In the weeks after the mass shooting in Arizona in early January, the question in newsrooms and kitchens alike was: How long would it take Gabrielle Giffords to recover and could she ever hope to return to work in the U.S. Congress?
Never mind that she had survived a gunshot to her head at point blank range, we still wanted to know: How long? Six to nine months? Eight to 10 weeks? Years?
These were the same questions asked during my own medical crisis some 20 years earlier. I remember waking up in an emergency room and hearing talk of seizures (seven) and a brain tumor. Subsequent MRI & CT scans would confirm a tennis ball-sized mass.
The how long questions and answers I heard in the days that followed were hard to swallow. Among them one stands out: Six months to a year and a half was the answer. The question was not about recovery time but how long I could expect to live. The consensus by several doctors was the tumor was malignant.

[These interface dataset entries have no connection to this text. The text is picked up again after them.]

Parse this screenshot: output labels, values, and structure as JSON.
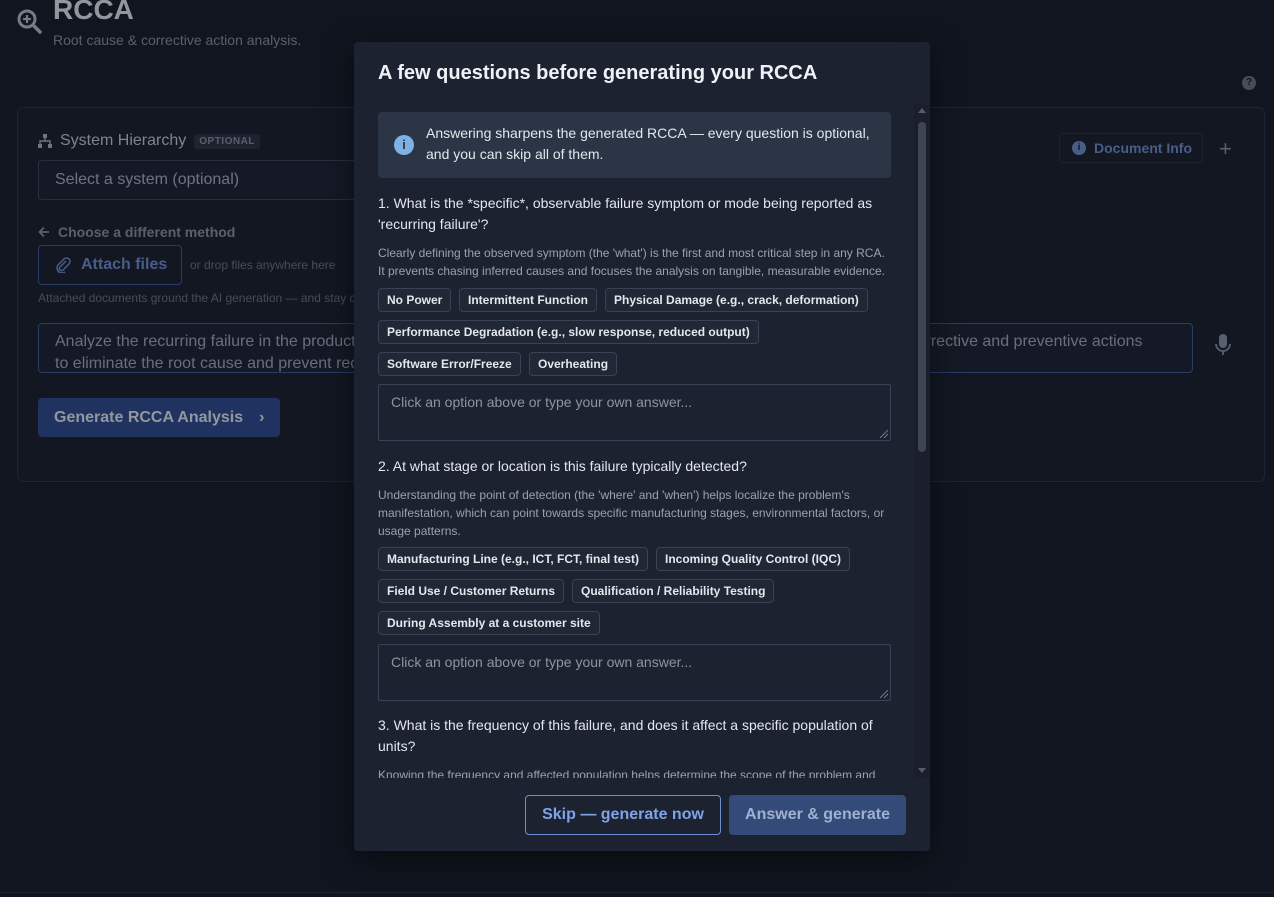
{
  "app": {
    "title": "RCCA",
    "subtitle": "Root cause & corrective action analysis.",
    "help_icon": "question-circle-icon"
  },
  "panel": {
    "system_hierarchy_label": "System Hierarchy",
    "optional_badge": "OPTIONAL",
    "system_select_placeholder": "Select a system (optional)",
    "document_info_label": "Document Info",
    "choose_different_method": "Choose a different method",
    "attach_files_label": "Attach files",
    "drop_hint": "or drop files anywhere here",
    "attach_note": "Attached documents ground the AI generation — and stay c",
    "prompt_line1_left": "Analyze the recurring failure in the product",
    "prompt_line1_right": "orrective and preventive actions",
    "prompt_line2_left": "to eliminate the root cause and prevent rec",
    "generate_label": "Generate RCCA Analysis",
    "generate_chevron": "›"
  },
  "modal": {
    "title": "A few questions before generating your RCCA",
    "info_text": "Answering sharpens the generated RCCA — every question is optional, and you can skip all of them.",
    "questions": [
      {
        "title": "1. What is the *specific*, observable failure symptom or mode being reported as 'recurring failure'?",
        "description": "Clearly defining the observed symptom (the 'what') is the first and most critical step in any RCA. It prevents chasing inferred causes and focuses the analysis on tangible, measurable evidence.",
        "options": [
          "No Power",
          "Intermittent Function",
          "Physical Damage (e.g., crack, deformation)",
          "Performance Degradation (e.g., slow response, reduced output)",
          "Software Error/Freeze",
          "Overheating"
        ],
        "placeholder": "Click an option above or type your own answer..."
      },
      {
        "title": "2. At what stage or location is this failure typically detected?",
        "description": "Understanding the point of detection (the 'where' and 'when') helps localize the problem's manifestation, which can point towards specific manufacturing stages, environmental factors, or usage patterns.",
        "options": [
          "Manufacturing Line (e.g., ICT, FCT, final test)",
          "Incoming Quality Control (IQC)",
          "Field Use / Customer Returns",
          "Qualification / Reliability Testing",
          "During Assembly at a customer site"
        ],
        "placeholder": "Click an option above or type your own answer..."
      },
      {
        "title": "3. What is the frequency of this failure, and does it affect a specific population of units?",
        "description": "Knowing the frequency and affected population helps determine the scope of the problem and"
      }
    ],
    "skip_label": "Skip — generate now",
    "answer_label": "Answer & generate"
  }
}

People involved in traumatic events like that day in Tucson often speak of how things unfold in slow motion. That day in the hospital was no different for me. As a neurologist broke the news, it became very quiet. Even as he continued to speak, quiet. I didn’t cry, I didn’t say a word.